Task description =>
For each line of the listing that holds "value", show the full line.

Data listing =>
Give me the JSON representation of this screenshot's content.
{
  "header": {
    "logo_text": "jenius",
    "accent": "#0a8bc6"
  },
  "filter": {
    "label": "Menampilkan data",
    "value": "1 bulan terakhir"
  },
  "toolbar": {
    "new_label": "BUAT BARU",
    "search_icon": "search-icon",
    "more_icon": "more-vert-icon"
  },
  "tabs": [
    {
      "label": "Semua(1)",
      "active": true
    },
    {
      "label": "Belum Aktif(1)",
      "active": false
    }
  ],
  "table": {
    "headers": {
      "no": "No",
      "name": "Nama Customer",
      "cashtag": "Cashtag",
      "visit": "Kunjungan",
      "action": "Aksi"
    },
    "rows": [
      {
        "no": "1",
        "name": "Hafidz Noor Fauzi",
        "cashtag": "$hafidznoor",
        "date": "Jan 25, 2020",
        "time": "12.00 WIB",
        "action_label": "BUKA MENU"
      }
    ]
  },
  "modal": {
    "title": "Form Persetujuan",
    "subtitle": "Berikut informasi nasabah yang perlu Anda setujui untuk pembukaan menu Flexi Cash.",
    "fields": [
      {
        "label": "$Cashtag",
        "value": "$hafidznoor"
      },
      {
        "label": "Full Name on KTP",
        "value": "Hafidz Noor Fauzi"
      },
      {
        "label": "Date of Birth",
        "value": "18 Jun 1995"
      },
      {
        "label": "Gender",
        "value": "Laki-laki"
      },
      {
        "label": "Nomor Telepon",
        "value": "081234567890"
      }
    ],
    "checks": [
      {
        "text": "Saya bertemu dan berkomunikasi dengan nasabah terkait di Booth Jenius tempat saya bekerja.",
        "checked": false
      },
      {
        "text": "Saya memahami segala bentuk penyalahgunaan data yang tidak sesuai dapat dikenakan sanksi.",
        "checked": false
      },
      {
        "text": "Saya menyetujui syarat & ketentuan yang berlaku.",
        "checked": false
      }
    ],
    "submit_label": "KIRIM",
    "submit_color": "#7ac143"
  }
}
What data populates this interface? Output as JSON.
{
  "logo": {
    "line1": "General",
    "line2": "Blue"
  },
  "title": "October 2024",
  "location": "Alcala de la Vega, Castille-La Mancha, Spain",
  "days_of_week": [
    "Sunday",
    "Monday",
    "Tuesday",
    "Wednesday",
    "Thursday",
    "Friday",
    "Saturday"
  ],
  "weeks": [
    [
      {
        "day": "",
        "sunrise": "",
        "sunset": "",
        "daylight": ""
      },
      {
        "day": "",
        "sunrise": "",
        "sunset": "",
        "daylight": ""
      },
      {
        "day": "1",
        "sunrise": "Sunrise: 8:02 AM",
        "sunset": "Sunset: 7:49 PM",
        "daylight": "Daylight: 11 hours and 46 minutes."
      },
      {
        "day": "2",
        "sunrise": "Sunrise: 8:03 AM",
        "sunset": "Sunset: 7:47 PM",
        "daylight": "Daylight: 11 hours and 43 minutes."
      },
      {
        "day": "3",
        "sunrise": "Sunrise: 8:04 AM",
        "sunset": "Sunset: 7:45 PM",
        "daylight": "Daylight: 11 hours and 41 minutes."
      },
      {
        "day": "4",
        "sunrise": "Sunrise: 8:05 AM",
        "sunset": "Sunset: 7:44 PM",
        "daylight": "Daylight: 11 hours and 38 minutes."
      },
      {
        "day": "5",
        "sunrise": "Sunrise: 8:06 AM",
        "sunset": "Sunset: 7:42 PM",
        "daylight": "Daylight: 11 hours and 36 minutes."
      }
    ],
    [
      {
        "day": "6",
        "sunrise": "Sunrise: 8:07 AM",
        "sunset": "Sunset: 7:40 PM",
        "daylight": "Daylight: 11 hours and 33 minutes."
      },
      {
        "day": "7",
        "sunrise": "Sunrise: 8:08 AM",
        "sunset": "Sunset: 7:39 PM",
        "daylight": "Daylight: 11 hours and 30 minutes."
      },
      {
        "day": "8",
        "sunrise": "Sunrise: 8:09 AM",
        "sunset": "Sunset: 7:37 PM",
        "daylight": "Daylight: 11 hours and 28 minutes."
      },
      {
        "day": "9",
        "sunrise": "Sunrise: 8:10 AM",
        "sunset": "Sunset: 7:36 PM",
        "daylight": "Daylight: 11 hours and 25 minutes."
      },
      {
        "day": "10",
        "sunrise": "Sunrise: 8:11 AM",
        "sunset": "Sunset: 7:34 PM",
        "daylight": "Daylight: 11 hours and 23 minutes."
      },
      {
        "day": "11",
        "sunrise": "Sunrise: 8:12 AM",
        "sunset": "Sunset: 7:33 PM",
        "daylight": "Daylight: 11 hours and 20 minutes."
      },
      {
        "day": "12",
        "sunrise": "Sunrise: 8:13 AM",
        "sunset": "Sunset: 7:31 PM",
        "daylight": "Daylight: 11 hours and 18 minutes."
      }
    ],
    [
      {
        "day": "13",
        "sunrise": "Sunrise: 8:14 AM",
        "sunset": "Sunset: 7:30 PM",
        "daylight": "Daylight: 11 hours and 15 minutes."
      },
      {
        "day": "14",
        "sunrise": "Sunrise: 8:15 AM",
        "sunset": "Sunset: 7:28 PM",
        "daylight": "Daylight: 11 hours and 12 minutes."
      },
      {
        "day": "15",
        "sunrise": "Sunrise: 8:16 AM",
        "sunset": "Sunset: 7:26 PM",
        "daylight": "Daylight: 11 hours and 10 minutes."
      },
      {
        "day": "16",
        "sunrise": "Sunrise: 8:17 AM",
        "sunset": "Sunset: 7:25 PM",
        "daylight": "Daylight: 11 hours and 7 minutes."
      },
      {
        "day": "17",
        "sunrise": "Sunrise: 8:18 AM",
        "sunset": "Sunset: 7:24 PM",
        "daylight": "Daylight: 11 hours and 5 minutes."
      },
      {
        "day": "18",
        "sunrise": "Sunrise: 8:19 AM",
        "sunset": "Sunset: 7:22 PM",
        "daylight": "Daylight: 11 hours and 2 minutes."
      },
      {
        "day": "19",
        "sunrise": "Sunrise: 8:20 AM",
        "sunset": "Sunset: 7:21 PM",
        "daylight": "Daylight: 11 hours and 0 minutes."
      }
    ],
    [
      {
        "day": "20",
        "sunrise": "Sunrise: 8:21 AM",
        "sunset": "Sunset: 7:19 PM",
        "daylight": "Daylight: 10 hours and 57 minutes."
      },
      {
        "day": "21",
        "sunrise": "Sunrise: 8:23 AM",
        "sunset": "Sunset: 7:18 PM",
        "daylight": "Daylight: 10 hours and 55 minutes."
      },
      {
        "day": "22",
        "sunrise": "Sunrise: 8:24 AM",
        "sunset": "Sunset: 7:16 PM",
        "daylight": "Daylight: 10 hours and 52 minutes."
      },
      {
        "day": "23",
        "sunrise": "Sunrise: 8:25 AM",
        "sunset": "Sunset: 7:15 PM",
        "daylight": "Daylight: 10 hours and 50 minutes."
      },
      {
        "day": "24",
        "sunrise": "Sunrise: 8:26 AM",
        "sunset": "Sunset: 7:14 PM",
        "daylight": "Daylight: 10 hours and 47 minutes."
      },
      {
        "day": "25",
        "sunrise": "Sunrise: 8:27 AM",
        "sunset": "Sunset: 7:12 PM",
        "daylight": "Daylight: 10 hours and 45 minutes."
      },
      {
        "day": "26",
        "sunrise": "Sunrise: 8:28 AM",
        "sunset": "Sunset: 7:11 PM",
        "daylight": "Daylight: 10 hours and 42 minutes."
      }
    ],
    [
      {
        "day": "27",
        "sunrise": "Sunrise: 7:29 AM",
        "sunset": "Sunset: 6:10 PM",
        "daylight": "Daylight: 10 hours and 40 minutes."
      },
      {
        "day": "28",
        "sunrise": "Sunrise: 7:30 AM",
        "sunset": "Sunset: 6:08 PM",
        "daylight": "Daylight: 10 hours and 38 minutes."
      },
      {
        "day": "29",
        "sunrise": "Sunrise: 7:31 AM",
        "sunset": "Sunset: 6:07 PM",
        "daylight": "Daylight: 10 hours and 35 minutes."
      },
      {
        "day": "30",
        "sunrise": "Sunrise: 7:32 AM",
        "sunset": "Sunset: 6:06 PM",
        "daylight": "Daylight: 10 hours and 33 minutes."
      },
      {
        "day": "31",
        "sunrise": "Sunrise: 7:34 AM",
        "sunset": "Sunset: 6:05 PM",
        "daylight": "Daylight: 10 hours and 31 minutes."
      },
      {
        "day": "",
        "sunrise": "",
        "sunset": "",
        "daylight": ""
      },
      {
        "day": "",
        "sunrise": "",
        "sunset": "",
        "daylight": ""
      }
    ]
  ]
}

Your solution =>
    "value": "1 bulan terakhir"
        "value": "$hafidznoor"
        "value": "Hafidz Noor Fauzi"
        "value": "18 Jun 1995"
        "value": "Laki-laki"
        "value": "081234567890"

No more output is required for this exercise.